With regard to communications, ironically the party can be thankful its Director of Communications started this campaign with zero Twitter followers. I don’t think any of his counterparts would have gotten away with saying intervention in Libya was “sexy.” (See Lisa Raitt.) And I’m sorry, but when the person writing the alerts you’re pushing to iPhone users can’t compose a proper sentence, then rightly or wrongly, I lose confidence in your ability to govern. It’s not good enough to blame the media. The party needs to take responsibility for its own failure to communicate its message.
This isn’t the first time I’ve openly mused about the Green Party’s future, and despite what I’ve said above, I’m more optimistic than ever. Still, these weaknesses give Greens reason to be thankful for a majority government, if only from a political strategy perspective. This is the first time in the history of the modern Green Party that we know when the next election is going to be. It’s the first time since 2004 that we can stand down from “election readiness mode” and take a step back.
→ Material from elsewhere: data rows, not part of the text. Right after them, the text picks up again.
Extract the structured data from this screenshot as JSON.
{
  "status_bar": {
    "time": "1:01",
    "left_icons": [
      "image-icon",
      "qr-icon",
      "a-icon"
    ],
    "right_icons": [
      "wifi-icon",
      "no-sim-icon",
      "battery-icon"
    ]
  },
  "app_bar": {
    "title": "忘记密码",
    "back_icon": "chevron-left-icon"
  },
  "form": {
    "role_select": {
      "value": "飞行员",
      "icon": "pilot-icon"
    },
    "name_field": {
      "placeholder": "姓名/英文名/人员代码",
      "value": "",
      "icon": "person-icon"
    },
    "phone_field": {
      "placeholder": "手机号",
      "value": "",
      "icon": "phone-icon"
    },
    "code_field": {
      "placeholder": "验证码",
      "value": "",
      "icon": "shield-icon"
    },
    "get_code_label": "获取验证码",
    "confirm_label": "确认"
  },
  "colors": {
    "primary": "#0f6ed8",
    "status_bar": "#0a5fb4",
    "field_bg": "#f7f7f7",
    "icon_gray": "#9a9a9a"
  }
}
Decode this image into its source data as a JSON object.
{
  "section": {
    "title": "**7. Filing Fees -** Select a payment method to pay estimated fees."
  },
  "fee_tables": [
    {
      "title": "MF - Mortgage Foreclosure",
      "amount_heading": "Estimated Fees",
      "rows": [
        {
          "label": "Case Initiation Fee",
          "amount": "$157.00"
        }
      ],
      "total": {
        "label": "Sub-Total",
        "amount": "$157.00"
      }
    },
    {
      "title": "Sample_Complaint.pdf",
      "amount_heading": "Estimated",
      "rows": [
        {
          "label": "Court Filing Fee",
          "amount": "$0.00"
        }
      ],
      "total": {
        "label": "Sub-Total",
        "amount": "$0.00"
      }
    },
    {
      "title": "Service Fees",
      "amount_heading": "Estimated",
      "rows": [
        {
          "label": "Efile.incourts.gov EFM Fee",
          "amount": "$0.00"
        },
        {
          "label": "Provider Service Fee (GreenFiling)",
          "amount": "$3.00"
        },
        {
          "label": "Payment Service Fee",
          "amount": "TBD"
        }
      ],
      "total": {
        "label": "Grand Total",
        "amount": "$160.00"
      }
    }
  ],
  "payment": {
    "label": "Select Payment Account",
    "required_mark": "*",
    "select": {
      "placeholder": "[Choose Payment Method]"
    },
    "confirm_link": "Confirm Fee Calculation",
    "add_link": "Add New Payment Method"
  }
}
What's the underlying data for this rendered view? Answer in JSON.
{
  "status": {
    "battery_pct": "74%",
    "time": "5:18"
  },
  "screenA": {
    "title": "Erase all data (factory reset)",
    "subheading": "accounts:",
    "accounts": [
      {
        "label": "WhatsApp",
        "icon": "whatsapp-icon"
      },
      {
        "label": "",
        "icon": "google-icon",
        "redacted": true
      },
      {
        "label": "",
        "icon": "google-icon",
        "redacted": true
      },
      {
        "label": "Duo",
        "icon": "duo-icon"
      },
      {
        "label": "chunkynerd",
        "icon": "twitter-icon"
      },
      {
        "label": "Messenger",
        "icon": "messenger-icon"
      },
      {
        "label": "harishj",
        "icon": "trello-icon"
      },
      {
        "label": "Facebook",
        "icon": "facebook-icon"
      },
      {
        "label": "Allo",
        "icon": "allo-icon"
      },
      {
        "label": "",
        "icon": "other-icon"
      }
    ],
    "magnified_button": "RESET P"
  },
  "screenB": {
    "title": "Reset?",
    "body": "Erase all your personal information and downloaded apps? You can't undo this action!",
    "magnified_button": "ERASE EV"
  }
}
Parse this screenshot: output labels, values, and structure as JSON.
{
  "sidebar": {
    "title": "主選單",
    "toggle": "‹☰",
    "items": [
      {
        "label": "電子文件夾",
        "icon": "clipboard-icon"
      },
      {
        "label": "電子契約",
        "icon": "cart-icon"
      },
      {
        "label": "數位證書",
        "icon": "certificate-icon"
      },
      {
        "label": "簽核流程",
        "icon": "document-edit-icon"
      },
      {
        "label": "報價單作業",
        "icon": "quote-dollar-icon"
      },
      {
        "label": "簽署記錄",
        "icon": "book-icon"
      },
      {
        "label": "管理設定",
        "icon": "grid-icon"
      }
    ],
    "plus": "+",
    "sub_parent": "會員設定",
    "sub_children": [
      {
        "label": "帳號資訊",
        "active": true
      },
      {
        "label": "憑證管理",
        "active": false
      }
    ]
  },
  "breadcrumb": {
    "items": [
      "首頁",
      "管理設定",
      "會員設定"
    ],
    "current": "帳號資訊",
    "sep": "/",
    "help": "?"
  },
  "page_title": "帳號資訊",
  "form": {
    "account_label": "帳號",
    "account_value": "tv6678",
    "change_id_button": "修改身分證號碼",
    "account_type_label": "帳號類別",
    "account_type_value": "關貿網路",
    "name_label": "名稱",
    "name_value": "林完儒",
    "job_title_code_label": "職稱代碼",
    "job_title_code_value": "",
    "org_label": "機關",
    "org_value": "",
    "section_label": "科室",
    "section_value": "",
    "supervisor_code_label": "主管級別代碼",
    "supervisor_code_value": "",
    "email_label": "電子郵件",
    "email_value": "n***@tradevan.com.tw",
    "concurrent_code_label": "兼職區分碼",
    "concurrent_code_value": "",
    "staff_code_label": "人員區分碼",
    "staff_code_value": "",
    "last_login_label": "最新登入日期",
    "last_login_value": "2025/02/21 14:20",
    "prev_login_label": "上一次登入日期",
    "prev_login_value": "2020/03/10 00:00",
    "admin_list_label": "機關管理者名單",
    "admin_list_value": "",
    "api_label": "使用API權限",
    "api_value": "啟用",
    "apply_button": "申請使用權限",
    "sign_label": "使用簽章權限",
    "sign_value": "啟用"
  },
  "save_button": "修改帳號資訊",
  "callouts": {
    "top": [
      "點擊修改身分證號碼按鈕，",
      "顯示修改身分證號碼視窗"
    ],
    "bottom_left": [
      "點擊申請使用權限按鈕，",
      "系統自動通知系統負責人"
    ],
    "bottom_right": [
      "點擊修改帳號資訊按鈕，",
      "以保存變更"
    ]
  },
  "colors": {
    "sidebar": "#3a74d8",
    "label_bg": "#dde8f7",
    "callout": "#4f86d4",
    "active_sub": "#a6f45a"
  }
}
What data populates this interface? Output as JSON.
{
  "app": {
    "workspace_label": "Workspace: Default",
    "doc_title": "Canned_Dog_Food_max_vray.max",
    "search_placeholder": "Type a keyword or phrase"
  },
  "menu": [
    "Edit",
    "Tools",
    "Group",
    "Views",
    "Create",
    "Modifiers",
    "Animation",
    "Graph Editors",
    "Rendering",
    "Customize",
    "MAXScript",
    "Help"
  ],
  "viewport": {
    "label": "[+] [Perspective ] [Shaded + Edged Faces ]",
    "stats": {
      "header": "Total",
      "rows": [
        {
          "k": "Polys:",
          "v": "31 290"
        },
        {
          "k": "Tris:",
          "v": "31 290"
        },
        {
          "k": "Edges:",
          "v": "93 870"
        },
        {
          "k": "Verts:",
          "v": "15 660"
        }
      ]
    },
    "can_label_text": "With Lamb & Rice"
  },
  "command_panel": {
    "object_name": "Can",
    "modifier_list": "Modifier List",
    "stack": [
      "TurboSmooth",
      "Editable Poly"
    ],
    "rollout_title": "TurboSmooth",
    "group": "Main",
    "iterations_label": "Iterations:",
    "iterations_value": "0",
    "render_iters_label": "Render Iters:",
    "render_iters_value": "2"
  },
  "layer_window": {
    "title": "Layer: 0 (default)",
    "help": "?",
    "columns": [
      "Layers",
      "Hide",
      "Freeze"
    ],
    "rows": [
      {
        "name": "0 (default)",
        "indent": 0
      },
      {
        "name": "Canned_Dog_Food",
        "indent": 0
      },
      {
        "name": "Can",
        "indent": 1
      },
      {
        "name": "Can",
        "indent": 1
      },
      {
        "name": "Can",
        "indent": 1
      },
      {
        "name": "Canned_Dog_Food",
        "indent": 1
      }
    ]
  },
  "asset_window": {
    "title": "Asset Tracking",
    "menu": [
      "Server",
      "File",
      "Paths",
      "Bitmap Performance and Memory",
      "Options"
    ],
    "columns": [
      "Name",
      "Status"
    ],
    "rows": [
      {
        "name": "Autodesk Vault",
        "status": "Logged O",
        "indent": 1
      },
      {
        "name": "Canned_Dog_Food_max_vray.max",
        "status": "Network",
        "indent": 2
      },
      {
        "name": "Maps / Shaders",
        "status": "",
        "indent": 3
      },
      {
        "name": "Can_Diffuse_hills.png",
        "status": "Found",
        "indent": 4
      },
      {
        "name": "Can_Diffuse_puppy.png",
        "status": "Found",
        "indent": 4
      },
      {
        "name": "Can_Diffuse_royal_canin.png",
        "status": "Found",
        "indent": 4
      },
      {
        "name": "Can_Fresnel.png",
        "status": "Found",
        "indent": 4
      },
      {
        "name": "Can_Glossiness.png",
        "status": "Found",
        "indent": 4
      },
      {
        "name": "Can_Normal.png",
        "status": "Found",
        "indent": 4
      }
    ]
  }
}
We have four years to build a fundraising base, reinvigorate and motivate grassroots volunteers, professionalize (though I know we don’t like that word) organizing and communications and plan to make sure that this wasn’t a one-off. We need great candidates in winnable ridings, and we probably need most of them to start campaigning within the next two years. We need to build our (virtual) bench strength so that when Elizabeth May is done being leader there’s someone who can take her place. (That day will come sooner than it feels right now, and right now, there’s no one.)
Today is for celebrating a hard fought, well earned, impossible victory. The party has come a long way since Carleton University in Ottawa, since Bragg Creek, Alberta, even since London North Centre. Tomorrow, as President Bartlet was fond of saying, we need to quickly move to “what’s next.”